  • Teacup fascinator – perhaps with soft-sculpture tentacles spilling out?
  • Elder god toque – I have the wings done, and that’s about it at this point.  Darn basement renovations.
  • Fascinator with clock hands – I picked up a set of clock hands from the hobby shop a few weeks back, and am thinking of something using them instead of feathers/ribbons in a fascinator.
  • Neckwarmer – there is an amazing knitter on Etsy that was totally inspiring – however I don’t knit.  I tried to

    Like this, but different.

    teach myself how to crochet, but after undoing something and starting again, I’ve lost my inspiration. Ultimately I want something that has an overall hourglass shape (flaring up around the cheeks and down over the shoulders) that is fairly wide, probably a dark charcoal grey, and has five large buttons.  I haven’t decided yet if I want fancy buttons, or buttons that are incredibly plain to the point of obscurity.  I also haven’t decided if I want something fine or chunky.  Honestly, I should just keep an eye on her shop and buy one from her, vs thinking of learning to knit in order to make one for myself!

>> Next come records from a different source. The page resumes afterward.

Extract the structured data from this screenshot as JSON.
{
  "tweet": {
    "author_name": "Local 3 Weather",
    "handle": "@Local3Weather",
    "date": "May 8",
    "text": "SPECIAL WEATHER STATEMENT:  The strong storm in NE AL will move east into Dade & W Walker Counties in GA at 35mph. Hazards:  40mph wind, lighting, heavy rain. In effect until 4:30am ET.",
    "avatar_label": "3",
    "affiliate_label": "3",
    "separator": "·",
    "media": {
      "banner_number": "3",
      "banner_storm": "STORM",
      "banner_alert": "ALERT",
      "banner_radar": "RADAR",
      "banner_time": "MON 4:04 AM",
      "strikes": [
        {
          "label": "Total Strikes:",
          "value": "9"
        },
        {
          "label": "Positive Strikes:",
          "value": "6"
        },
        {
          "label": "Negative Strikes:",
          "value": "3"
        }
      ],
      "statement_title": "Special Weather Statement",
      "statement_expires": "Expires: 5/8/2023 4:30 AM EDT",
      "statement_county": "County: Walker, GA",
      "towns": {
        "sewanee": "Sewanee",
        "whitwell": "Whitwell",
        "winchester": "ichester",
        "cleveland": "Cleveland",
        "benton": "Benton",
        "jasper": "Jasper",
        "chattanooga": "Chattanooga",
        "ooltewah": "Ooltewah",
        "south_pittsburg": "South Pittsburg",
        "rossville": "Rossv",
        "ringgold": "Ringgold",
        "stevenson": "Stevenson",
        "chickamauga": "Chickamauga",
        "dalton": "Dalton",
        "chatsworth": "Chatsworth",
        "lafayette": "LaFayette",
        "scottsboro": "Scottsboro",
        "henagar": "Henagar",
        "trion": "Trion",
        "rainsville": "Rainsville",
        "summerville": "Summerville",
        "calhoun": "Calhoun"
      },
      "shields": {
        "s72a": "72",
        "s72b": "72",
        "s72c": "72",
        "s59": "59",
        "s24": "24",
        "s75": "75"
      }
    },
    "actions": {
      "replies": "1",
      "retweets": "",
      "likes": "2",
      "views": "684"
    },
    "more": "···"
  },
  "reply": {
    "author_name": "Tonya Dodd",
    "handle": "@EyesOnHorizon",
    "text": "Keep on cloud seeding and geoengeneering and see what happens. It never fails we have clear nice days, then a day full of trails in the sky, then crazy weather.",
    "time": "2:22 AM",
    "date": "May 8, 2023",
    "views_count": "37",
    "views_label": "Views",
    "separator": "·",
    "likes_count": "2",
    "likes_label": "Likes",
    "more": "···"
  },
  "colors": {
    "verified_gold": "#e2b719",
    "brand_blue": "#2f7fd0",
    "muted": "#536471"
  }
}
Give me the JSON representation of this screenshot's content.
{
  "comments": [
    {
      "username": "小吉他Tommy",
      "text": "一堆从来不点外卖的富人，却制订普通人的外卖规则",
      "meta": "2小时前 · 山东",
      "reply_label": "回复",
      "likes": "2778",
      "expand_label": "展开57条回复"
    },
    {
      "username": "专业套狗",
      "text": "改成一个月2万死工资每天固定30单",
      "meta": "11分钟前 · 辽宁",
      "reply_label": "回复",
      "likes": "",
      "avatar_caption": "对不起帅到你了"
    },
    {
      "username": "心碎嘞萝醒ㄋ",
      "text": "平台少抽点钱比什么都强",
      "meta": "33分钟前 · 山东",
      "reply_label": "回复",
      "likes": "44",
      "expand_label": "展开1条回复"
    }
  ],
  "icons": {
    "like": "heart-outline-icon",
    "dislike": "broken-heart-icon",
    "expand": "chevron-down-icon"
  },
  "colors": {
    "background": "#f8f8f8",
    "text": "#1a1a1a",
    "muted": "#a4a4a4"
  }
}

  • Muff – as mentioned in my post about a muff, I would like to make a muff as well.  I’m thinking of a fairly deep grey (faux) fur on the inside.  The outside I’m thinking of fabric on the inside, with piping, and then a small band of fur, to give the impression as though the fur was just spilling out of the muff. The vintage muffs I’ve seen have been fur on the outside with a satin lining, but that doesn’t really seem very cozy!  The old ones have also had chains, which I’m not loving, so I’ll have to think about that a bit.  This would be more for fancy dress, and just to add in to other outfits – but a low priority seeing as it’s unlikely I’ll be able to get to it before the end of winter.  (Though if I see some fur on sale I should pick it up!)
  • Collar – on the thought of a neckwarmer, I was remembering a very cool pleated collar that I would love to recreate.  Unfortunately, when I got to thinking about it (and making something similar) I realized how BAD I look with something like that – they make my neck look very short, and just aren’t attractive.  However over a plain white shirt buttoned up all the way it might work – so I’ll put the pleated collar in the ‘maybe’ pile.
  • Fingerless gloves – using the striped socks as a start.  Since I have the other pair of fingerless gloves – this would be a very low-priority project.
  • Brown leather gauntlets/cuffs – with cool holders for vials/test tubes and other ~stuff~  I started these for the Jabberwock costume, and never finished them.
  • Full sized tricorn hat – not sure what I want to do here.

I have a feeling this will be another one of those ‘work in progress’ posts, that gets added to now and again…